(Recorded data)
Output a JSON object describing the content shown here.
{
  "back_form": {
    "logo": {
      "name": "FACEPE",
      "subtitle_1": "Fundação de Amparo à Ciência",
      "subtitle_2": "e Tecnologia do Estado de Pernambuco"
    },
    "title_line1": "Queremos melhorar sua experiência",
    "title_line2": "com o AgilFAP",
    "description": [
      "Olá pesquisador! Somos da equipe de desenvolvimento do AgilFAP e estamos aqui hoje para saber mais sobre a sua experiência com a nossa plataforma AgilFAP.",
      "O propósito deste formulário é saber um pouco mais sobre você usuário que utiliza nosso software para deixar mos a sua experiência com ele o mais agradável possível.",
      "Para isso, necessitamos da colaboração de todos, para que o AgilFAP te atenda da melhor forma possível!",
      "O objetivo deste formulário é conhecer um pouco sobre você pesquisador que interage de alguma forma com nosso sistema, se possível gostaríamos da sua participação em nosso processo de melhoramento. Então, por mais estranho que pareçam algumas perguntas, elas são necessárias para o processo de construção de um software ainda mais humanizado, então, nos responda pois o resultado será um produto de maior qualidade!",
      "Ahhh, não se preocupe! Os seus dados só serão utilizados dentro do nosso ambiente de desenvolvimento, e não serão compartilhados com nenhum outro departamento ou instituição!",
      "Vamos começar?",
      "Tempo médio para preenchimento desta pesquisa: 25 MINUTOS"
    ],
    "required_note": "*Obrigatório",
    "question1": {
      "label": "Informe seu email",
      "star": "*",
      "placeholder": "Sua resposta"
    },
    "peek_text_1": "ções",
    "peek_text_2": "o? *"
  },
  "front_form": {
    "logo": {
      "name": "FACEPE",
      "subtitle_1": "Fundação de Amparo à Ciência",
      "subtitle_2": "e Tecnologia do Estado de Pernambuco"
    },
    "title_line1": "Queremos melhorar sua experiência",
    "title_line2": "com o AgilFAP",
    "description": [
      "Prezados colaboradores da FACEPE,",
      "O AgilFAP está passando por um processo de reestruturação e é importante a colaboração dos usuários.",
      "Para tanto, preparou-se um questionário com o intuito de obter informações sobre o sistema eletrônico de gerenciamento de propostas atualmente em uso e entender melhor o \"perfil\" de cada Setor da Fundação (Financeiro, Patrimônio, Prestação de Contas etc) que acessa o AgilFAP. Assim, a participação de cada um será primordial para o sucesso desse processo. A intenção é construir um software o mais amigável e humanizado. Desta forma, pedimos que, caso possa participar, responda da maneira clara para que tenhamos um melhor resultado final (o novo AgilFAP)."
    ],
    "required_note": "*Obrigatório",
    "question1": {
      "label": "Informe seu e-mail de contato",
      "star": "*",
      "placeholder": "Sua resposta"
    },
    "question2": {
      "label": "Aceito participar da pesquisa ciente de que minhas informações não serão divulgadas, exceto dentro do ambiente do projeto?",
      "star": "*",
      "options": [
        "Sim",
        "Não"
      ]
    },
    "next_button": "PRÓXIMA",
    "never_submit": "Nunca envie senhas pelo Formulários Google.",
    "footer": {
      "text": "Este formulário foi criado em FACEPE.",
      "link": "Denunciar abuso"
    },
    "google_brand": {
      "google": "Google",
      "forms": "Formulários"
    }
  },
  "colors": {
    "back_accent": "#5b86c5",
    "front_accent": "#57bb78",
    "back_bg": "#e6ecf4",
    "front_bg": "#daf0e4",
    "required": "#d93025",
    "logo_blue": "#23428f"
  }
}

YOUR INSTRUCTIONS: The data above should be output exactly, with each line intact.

COMPLETED TASK:
Output a JSON object describing the content shown here.
{
  "back_form": {
    "logo": {
      "name": "FACEPE",
      "subtitle_1": "Fundação de Amparo à Ciência",
      "subtitle_2": "e Tecnologia do Estado de Pernambuco"
    },
    "title_line1": "Queremos melhorar sua experiência",
    "title_line2": "com o AgilFAP",
    "description": [
      "Olá pesquisador! Somos da equipe de desenvolvimento do AgilFAP e estamos aqui hoje para saber mais sobre a sua experiência com a nossa plataforma AgilFAP.",
      "O propósito deste formulário é saber um pouco mais sobre você usuário que utiliza nosso software para deixar mos a sua experiência com ele o mais agradável possível.",
      "Para isso, necessitamos da colaboração de todos, para que o AgilFAP te atenda da melhor forma possível!",
      "O objetivo deste formulário é conhecer um pouco sobre você pesquisador que interage de alguma forma com nosso sistema, se possível gostaríamos da sua participação em nosso processo de melhoramento. Então, por mais estranho que pareçam algumas perguntas, elas são necessárias para o processo de construção de um software ainda mais humanizado, então, nos responda pois o resultado será um produto de maior qualidade!",
      "Ahhh, não se preocupe! Os seus dados só serão utilizados dentro do nosso ambiente de desenvolvimento, e não serão compartilhados com nenhum outro departamento ou instituição!",
      "Vamos começar?",
      "Tempo médio para preenchimento desta pesquisa: 25 MINUTOS"
    ],
    "required_note": "*Obrigatório",
    "question1": {
      "label": "Informe seu email",
      "star": "*",
      "placeholder": "Sua resposta"
    },
    "peek_text_1": "ções",
    "peek_text_2": "o? *"
  },
  "front_form": {
    "logo": {
      "name": "FACEPE",
      "subtitle_1": "Fundação de Amparo à Ciência",
      "subtitle_2": "e Tecnologia do Estado de Pernambuco"
    },
    "title_line1": "Queremos melhorar sua experiência",
    "title_line2": "com o AgilFAP",
    "description": [
      "Prezados colaboradores da FACEPE,",
      "O AgilFAP está passando por um processo de reestruturação e é importante a colaboração dos usuários.",
      "Para tanto, preparou-se um questionário com o intuito de obter informações sobre o sistema eletrônico de gerenciamento de propostas atualmente em uso e entender melhor o \"perfil\" de cada Setor da Fundação (Financeiro, Patrimônio, Prestação de Contas etc) que acessa o AgilFAP. Assim, a participação de cada um será primordial para o sucesso desse processo. A intenção é construir um software o mais amigável e humanizado. Desta forma, pedimos que, caso possa participar, responda da maneira clara para que tenhamos um melhor resultado final (o novo AgilFAP)."
    ],
    "required_note": "*Obrigatório",
    "question1": {
      "label": "Informe seu e-mail de contato",
      "star": "*",
      "placeholder": "Sua resposta"
    },
    "question2": {
      "label": "Aceito participar da pesquisa ciente de que minhas informações não serão divulgadas, exceto dentro do ambiente do projeto?",
      "star": "*",
      "options": [
        "Sim",
        "Não"
      ]
    },
    "next_button": "PRÓXIMA",
    "never_submit": "Nunca envie senhas pelo Formulários Google.",
    "footer": {
      "text": "Este formulário foi criado em FACEPE.",
      "link": "Denunciar abuso"
    },
    "google_brand": {
      "google": "Google",
      "forms": "Formulários"
    }
  },
  "colors": {
    "back_accent": "#5b86c5",
    "front_accent": "#57bb78",
    "back_bg": "#e6ecf4",
    "front_bg": "#daf0e4",
    "required": "#d93025",
    "logo_blue": "#23428f"
  }
}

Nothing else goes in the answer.